To support his contentions that referendums are futile, refers to the recent forestry compact as an example, cites a random polling of 60 people and suggests that voters are only guessing.
The forestry referendum was essentially initiated and drafted by our governor and other official departments in an effort to countermand or otherwise undermind an effort to ban clear-cutting. That referendum did not pass, many people who voted no, and did so because they admittedly did not understand it. The fault is not with the voters or referendums per se, but with the artificers. Calling the wording of referendums confusing has become a trite cliche of opponents.
The problems with referendums are not idealogical — they’re administrative.
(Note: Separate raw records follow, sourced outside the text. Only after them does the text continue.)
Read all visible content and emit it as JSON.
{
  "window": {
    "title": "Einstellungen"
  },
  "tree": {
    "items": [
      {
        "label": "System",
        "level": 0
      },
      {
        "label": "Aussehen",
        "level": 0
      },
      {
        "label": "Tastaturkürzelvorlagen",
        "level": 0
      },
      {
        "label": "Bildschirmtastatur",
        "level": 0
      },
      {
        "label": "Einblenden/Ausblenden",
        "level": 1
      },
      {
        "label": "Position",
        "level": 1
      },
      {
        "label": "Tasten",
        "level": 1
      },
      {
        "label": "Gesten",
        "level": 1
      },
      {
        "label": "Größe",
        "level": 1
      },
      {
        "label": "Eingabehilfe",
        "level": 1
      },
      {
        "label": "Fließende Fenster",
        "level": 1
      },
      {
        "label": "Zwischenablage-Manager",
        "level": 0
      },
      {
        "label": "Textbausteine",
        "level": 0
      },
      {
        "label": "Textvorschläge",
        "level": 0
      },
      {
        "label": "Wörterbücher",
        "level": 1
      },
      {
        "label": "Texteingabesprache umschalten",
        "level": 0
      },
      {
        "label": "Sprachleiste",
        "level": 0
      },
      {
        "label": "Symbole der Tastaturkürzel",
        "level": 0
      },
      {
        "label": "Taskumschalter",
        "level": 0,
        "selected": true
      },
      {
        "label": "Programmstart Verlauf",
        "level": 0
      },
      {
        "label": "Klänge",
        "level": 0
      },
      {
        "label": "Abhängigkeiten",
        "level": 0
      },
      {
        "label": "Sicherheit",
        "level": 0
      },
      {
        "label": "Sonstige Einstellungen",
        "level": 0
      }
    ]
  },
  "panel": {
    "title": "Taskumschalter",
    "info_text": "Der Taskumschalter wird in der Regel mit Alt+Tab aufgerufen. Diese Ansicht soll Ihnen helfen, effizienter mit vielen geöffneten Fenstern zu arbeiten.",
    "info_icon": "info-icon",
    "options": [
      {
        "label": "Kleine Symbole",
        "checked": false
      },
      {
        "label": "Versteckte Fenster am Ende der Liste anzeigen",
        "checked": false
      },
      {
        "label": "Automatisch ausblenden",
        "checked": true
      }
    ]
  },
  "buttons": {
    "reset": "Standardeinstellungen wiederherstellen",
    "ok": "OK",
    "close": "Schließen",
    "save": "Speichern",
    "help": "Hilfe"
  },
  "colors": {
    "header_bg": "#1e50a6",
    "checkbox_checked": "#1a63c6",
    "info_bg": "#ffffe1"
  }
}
While the process has its drawbacks, so does our legislature.
The contention that “big money and special interests buy referenda even more easily than they buy elections” is about the biggest bull in the field. While some campaigns have hired-employed people to circulate petitions for them, petitioners do not pay people for their signatures any more than candidates pay people to vote for them at the polls. However, candidates don’t need to collect nearly as many signatures to get on the ballot as does a citizens’ initiative. I wouldn’t be surprised if they paid for those signatures, or bought their party’s nomination.
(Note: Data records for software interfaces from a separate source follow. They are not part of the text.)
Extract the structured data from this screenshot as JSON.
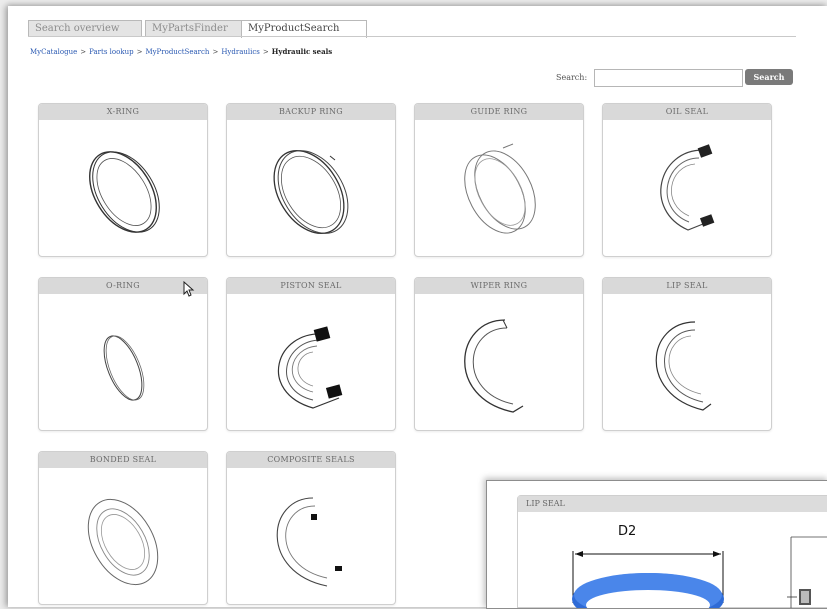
{
  "tabs": [
    {
      "label": "Search overview",
      "active": false
    },
    {
      "label": "MyPartsFinder",
      "active": false
    },
    {
      "label": "MyProductSearch",
      "active": true
    }
  ],
  "breadcrumb": {
    "items": [
      "MyCatalogue",
      "Parts lookup",
      "MyProductSearch",
      "Hydraulics"
    ],
    "separator": ">",
    "current": "Hydraulic seals"
  },
  "search": {
    "label": "Search:",
    "value": "",
    "button": "Search"
  },
  "cards": [
    {
      "title": "X-RING",
      "icon": "x-ring-icon"
    },
    {
      "title": "BACKUP RING",
      "icon": "backup-ring-icon"
    },
    {
      "title": "GUIDE RING",
      "icon": "guide-ring-icon"
    },
    {
      "title": "OIL SEAL",
      "icon": "oil-seal-icon"
    },
    {
      "title": "O-RING",
      "icon": "o-ring-icon"
    },
    {
      "title": "PISTON SEAL",
      "icon": "piston-seal-icon"
    },
    {
      "title": "WIPER RING",
      "icon": "wiper-ring-icon"
    },
    {
      "title": "LIP SEAL",
      "icon": "lip-seal-icon"
    },
    {
      "title": "BONDED SEAL",
      "icon": "bonded-seal-icon"
    },
    {
      "title": "COMPOSITE SEALS",
      "icon": "composite-seals-icon"
    }
  ],
  "popup": {
    "title": "LIP SEAL",
    "dimension_label": "D2",
    "ring_color": "#2f6bd6"
  }
}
Voters are routinely lied to, deceived and betrayed by politicians and elected officials who do sell their votes on certain legislation. Of course, the road to public office is paved with good intentions, or at least the impression thereof.
Democracy is not so much overrated as it is undermined. I am not arguing the fact that our government is a republic augmented by democracy. But, republic, the noun, is only qualified by the adjective, democratic, and the republic is beholden to the Constitution.
Faircloth reduces citizen involvement to that of prolitarian voters to be coddled at election time, then disdained during the legislative session. If legislators were more inclined to opt for the optional referendums we might not find ourselves inundated with citizens’ initiatives.
Direct initiatives are not a fad from California, but a long neglected and overdue manifestation of citizen participation. Now that the genie is out of the bottle, our representatives should work with us [to create] “steady, deliberate and craft public policy,” as it may help make the process a little more efficient. [They shouldn’t] try to discourage or prohibit [our participation]. Besides, any attempt to repeal the articles of the direct initiative will fail.
If direct democracy leads to mob rule, absolute republics lead to elitest totalitarianism as it did in ancient Rome. Mind you, their republic lasted nearly 500 years.
Michael T. Cushman lives in Bangor.